## What you should do
Print each of the entries exactly, leaving nothing out.

## Dataset entries
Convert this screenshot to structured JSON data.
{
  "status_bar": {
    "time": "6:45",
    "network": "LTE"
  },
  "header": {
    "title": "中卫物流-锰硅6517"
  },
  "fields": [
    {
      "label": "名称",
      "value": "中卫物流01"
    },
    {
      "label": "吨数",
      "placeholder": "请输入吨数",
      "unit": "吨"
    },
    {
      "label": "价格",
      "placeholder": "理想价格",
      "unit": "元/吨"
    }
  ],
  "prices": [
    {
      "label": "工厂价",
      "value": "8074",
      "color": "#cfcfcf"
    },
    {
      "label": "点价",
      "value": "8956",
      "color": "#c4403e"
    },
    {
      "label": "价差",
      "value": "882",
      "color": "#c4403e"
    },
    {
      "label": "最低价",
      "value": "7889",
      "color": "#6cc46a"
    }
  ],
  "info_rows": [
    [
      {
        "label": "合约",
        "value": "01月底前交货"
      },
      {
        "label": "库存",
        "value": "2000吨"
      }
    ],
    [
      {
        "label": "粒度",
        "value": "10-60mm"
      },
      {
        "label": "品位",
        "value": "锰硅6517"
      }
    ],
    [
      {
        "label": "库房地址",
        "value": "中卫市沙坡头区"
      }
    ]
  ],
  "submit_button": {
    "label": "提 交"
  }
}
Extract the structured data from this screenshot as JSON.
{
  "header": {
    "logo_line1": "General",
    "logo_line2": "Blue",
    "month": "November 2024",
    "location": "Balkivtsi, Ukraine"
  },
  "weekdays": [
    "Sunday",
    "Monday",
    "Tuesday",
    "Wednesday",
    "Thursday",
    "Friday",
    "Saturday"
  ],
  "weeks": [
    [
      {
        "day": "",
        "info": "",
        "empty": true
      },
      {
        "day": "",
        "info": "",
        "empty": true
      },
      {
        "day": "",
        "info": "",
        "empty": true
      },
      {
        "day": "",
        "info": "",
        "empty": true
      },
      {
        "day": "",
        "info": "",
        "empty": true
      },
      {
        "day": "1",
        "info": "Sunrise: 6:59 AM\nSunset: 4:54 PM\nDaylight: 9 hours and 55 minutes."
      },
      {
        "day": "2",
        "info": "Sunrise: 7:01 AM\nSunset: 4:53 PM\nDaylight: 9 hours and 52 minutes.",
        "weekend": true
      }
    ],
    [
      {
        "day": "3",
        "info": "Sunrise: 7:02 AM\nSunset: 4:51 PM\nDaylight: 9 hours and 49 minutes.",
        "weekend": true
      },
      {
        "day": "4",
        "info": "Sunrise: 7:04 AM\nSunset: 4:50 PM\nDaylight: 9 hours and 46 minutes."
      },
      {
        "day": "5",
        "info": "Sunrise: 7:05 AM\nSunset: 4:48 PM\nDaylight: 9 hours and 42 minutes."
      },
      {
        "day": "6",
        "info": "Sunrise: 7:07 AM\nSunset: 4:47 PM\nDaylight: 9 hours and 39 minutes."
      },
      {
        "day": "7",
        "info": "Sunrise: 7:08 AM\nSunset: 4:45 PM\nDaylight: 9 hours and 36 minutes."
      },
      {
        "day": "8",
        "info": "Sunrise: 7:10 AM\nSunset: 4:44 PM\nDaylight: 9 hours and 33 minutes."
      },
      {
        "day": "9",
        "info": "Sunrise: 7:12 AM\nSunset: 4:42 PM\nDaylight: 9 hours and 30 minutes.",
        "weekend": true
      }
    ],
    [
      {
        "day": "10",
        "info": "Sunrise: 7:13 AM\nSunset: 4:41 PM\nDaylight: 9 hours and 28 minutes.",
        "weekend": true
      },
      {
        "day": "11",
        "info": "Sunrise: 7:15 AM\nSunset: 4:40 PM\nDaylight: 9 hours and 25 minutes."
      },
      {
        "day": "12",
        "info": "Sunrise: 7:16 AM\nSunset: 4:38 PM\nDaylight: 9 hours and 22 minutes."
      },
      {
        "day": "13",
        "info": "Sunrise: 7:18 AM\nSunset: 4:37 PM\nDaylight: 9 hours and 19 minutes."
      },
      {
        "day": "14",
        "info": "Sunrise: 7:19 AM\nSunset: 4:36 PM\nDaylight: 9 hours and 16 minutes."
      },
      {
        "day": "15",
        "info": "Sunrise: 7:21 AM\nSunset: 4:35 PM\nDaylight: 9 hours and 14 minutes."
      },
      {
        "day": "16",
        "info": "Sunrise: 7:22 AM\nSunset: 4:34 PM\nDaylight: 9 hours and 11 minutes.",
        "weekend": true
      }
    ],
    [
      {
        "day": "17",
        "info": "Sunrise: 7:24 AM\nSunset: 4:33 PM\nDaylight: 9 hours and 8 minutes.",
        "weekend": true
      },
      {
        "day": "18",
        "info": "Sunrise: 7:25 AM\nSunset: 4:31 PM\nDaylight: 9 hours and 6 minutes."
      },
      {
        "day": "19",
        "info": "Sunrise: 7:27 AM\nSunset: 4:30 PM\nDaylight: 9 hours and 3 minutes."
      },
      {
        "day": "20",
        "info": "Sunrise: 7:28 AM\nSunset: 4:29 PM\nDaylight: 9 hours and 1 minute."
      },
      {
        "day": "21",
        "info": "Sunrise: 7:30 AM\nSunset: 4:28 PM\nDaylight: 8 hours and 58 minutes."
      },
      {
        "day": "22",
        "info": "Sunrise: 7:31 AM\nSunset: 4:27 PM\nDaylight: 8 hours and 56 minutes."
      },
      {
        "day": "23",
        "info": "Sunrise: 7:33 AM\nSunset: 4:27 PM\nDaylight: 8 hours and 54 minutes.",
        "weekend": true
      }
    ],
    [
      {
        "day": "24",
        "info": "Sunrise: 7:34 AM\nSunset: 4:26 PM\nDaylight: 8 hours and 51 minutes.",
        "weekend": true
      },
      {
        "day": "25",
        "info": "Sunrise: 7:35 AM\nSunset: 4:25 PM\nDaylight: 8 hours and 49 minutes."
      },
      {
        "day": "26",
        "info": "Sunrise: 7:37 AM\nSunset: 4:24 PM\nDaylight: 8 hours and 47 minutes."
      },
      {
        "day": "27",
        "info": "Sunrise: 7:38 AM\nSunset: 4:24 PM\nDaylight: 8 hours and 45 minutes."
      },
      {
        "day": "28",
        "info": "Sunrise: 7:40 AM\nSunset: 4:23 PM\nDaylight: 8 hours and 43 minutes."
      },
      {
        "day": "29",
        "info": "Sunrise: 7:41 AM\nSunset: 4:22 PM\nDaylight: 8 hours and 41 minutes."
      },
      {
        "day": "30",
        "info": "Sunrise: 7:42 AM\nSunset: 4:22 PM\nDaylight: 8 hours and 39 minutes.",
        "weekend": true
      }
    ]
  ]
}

## Answer
Convert this screenshot to structured JSON data.
{
  "status_bar": {
    "time": "6:45",
    "network": "LTE"
  },
  "header": {
    "title": "中卫物流-锰硅6517"
  },
  "fields": [
    {
      "label": "名称",
      "value": "中卫物流01"
    },
    {
      "label": "吨数",
      "placeholder": "请输入吨数",
      "unit": "吨"
    },
    {
      "label": "价格",
      "placeholder": "理想价格",
      "unit": "元/吨"
    }
  ],
  "prices": [
    {
      "label": "工厂价",
      "value": "8074",
      "color": "#cfcfcf"
    },
    {
      "label": "点价",
      "value": "8956",
      "color": "#c4403e"
    },
    {
      "label": "价差",
      "value": "882",
      "color": "#c4403e"
    },
    {
      "label": "最低价",
      "value": "7889",
      "color": "#6cc46a"
    }
  ],
  "info_rows": [
    [
      {
        "label": "合约",
        "value": "01月底前交货"
      },
      {
        "label": "库存",
        "value": "2000吨"
      }
    ],
    [
      {
        "label": "粒度",
        "value": "10-60mm"
      },
      {
        "label": "品位",
        "value": "锰硅6517"
      }
    ],
    [
      {
        "label": "库房地址",
        "value": "中卫市沙坡头区"
      }
    ]
  ],
  "submit_button": {
    "label": "提 交"
  }
}
Extract the structured data from this screenshot as JSON.
{
  "header": {
    "logo_line1": "General",
    "logo_line2": "Blue",
    "month": "November 2024",
    "location": "Balkivtsi, Ukraine"
  },
  "weekdays": [
    "Sunday",
    "Monday",
    "Tuesday",
    "Wednesday",
    "Thursday",
    "Friday",
    "Saturday"
  ],
  "weeks": [
    [
      {
        "day": "",
        "info": "",
        "empty": true
      },
      {
        "day": "",
        "info": "",
        "empty": true
      },
      {
        "day": "",
        "info": "",
        "empty": true
      },
      {
        "day": "",
        "info": "",
        "empty": true
      },
      {
        "day": "",
        "info": "",
        "empty": true
      },
      {
        "day": "1",
        "info": "Sunrise: 6:59 AM\nSunset: 4:54 PM\nDaylight: 9 hours and 55 minutes."
      },
      {
        "day": "2",
        "info": "Sunrise: 7:01 AM\nSunset: 4:53 PM\nDaylight: 9 hours and 52 minutes.",
        "weekend": true
      }
    ],
    [
      {
        "day": "3",
        "info": "Sunrise: 7:02 AM\nSunset: 4:51 PM\nDaylight: 9 hours and 49 minutes.",
        "weekend": true
      },
      {
        "day": "4",
        "info": "Sunrise: 7:04 AM\nSunset: 4:50 PM\nDaylight: 9 hours and 46 minutes."
      },
      {
        "day": "5",
        "info": "Sunrise: 7:05 AM\nSunset: 4:48 PM\nDaylight: 9 hours and 42 minutes."
      },
      {
        "day": "6",
        "info": "Sunrise: 7:07 AM\nSunset: 4:47 PM\nDaylight: 9 hours and 39 minutes."
      },
      {
        "day": "7",
        "info": "Sunrise: 7:08 AM\nSunset: 4:45 PM\nDaylight: 9 hours and 36 minutes."
      },
      {
        "day": "8",
        "info": "Sunrise: 7:10 AM\nSunset: 4:44 PM\nDaylight: 9 hours and 33 minutes."
      },
      {
        "day": "9",
        "info": "Sunrise: 7:12 AM\nSunset: 4:42 PM\nDaylight: 9 hours and 30 minutes.",
        "weekend": true
      }
    ],
    [
      {
        "day": "10",
        "info": "Sunrise: 7:13 AM\nSunset: 4:41 PM\nDaylight: 9 hours and 28 minutes.",
        "weekend": true
      },
      {
        "day": "11",
        "info": "Sunrise: 7:15 AM\nSunset: 4:40 PM\nDaylight: 9 hours and 25 minutes."
      },
      {
        "day": "12",
        "info": "Sunrise: 7:16 AM\nSunset: 4:38 PM\nDaylight: 9 hours and 22 minutes."
      },
      {
        "day": "13",
        "info": "Sunrise: 7:18 AM\nSunset: 4:37 PM\nDaylight: 9 hours and 19 minutes."
      },
      {
        "day": "14",
        "info": "Sunrise: 7:19 AM\nSunset: 4:36 PM\nDaylight: 9 hours and 16 minutes."
      },
      {
        "day": "15",
        "info": "Sunrise: 7:21 AM\nSunset: 4:35 PM\nDaylight: 9 hours and 14 minutes."
      },
      {
        "day": "16",
        "info": "Sunrise: 7:22 AM\nSunset: 4:34 PM\nDaylight: 9 hours and 11 minutes.",
        "weekend": true
      }
    ],
    [
      {
        "day": "17",
        "info": "Sunrise: 7:24 AM\nSunset: 4:33 PM\nDaylight: 9 hours and 8 minutes.",
        "weekend": true
      },
      {
        "day": "18",
        "info": "Sunrise: 7:25 AM\nSunset: 4:31 PM\nDaylight: 9 hours and 6 minutes."
      },
      {
        "day": "19",
        "info": "Sunrise: 7:27 AM\nSunset: 4:30 PM\nDaylight: 9 hours and 3 minutes."
      },
      {
        "day": "20",
        "info": "Sunrise: 7:28 AM\nSunset: 4:29 PM\nDaylight: 9 hours and 1 minute."
      },
      {
        "day": "21",
        "info": "Sunrise: 7:30 AM\nSunset: 4:28 PM\nDaylight: 8 hours and 58 minutes."
      },
      {
        "day": "22",
        "info": "Sunrise: 7:31 AM\nSunset: 4:27 PM\nDaylight: 8 hours and 56 minutes."
      },
      {
        "day": "23",
        "info": "Sunrise: 7:33 AM\nSunset: 4:27 PM\nDaylight: 8 hours and 54 minutes.",
        "weekend": true
      }
    ],
    [
      {
        "day": "24",
        "info": "Sunrise: 7:34 AM\nSunset: 4:26 PM\nDaylight: 8 hours and 51 minutes.",
        "weekend": true
      },
      {
        "day": "25",
        "info": "Sunrise: 7:35 AM\nSunset: 4:25 PM\nDaylight: 8 hours and 49 minutes."
      },
      {
        "day": "26",
        "info": "Sunrise: 7:37 AM\nSunset: 4:24 PM\nDaylight: 8 hours and 47 minutes."
      },
      {
        "day": "27",
        "info": "Sunrise: 7:38 AM\nSunset: 4:24 PM\nDaylight: 8 hours and 45 minutes."
      },
      {
        "day": "28",
        "info": "Sunrise: 7:40 AM\nSunset: 4:23 PM\nDaylight: 8 hours and 43 minutes."
      },
      {
        "day": "29",
        "info": "Sunrise: 7:41 AM\nSunset: 4:22 PM\nDaylight: 8 hours and 41 minutes."
      },
      {
        "day": "30",
        "info": "Sunrise: 7:42 AM\nSunset: 4:22 PM\nDaylight: 8 hours and 39 minutes.",
        "weekend": true
      }
    ]
  ]
}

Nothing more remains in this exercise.